Flaubert was known for his meticulous attention to detail and the writing style is descriptive and lyrical.
L’amour, croyait-elle, devait arriver tout à coup, avec de grands éclats et des fulgurations, — ouragan des cieux qui tombe sur la vie, la bouleverse, arrache les volontés comme des feuilles et emporte à l’abîme le cœur entier. Elle ne savait pas que, sur la terrasse des maisons, la pluie fait des lacs quand les gouttières sont bouchées, et elle fût ainsi demeurée en sa sécurité, lorsqu’elle découvrit subitement une lézarde dans le mur.
Love, she believed, had to come, suddenly, with great bursts of thunder and lightning flashes, a hurricane from heaven that falls upon your life and turns it upside down, pulls out your will power like leaves and hurls your entire heart into the abyss. She did not know that up on the roof of the house, the rain will form pools if the gutters are blocked, and she would have stayed there feeling safe until she suddenly discovered a crack in the wall.

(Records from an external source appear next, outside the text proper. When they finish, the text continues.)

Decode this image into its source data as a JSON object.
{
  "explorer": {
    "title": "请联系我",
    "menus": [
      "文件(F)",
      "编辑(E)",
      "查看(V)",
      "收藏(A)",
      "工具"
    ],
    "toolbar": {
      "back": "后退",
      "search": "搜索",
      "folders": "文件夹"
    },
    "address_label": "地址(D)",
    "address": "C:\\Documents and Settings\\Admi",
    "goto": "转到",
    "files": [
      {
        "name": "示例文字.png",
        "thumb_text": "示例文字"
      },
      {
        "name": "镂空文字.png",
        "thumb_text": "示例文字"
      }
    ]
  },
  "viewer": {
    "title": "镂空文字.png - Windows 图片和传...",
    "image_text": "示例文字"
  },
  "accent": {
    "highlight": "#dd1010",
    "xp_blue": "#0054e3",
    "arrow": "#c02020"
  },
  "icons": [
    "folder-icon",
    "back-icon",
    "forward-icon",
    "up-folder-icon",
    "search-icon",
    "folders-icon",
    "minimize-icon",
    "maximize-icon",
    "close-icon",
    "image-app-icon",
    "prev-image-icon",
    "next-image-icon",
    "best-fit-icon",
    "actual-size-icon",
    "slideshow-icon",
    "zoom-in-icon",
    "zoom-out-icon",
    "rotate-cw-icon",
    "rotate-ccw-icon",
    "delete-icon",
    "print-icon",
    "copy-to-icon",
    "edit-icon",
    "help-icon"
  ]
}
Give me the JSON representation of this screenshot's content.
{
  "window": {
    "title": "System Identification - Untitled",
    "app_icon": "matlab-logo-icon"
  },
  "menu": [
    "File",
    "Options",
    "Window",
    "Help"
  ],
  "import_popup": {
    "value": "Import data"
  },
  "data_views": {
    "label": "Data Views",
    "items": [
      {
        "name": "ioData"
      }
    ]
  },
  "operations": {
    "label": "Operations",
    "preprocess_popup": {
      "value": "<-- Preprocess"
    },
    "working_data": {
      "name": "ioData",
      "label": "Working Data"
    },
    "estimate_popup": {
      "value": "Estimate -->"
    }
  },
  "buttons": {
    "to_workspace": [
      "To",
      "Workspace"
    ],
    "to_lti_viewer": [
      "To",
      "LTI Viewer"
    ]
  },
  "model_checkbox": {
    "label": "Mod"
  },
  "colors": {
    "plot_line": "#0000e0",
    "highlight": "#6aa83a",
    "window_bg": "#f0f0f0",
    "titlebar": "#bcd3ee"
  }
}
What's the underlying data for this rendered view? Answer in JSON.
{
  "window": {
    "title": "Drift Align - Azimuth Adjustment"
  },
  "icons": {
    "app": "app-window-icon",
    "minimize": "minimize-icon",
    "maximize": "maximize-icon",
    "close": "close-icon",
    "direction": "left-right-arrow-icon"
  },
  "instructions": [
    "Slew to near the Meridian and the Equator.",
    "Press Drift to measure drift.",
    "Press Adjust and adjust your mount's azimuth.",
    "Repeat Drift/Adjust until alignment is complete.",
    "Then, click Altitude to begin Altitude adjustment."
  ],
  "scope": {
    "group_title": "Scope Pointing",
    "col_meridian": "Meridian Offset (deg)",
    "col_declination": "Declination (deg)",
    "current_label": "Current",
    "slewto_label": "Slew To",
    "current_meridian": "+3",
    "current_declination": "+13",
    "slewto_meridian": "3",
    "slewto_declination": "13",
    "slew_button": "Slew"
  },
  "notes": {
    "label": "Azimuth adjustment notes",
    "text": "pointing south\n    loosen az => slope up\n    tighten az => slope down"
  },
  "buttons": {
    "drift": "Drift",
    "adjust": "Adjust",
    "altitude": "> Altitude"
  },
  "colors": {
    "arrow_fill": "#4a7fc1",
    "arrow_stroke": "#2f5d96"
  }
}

At the same time you also have amazing one liners: “Elle souhaitait à la fois mourir et habiter Paris.” She wanted to die, but at the same time she also wanted to live in Paris.
Emma’s mother in law believes the books she reads should be confiscated from her. Did literature ruin her life? She was probably reading potboilers and not brilliant books like the one penned by her creator. If she had read the book written about her, she would have probably viewed it as a cautionary tale and death could have been averted. Isn’t this the biggest Flaubertian irony of all? The end is inevitably tragic with a description of her long drawn out agony. Everyone knows that Madame Bovary dies. I am not revealing what happens next. All I can say is the ending and especially the last sentence of the book left an awful taste of arsenic in the mouth.
Was it worth it to pursue this ephemeral happiness even if it meant death was the price you pay for it or would it have been better to suffer a slow death in the stifling bourgeois life? The irony is that the woman looking for love is herself incapable of loving and the only person who genuinely loves her is the boring man she marries. Flaubert has portrayed a character who is devastatingly human in her inhumaneness even resulting in a new word in the dictionary called ‘bovarysm ‘ defined as ‘a conceited or romantic conception of one’s own importance.’ Yes, Madame Bovary is as contemporary as classic. Madame Bovary, c’est nous!
- The translations are all mine.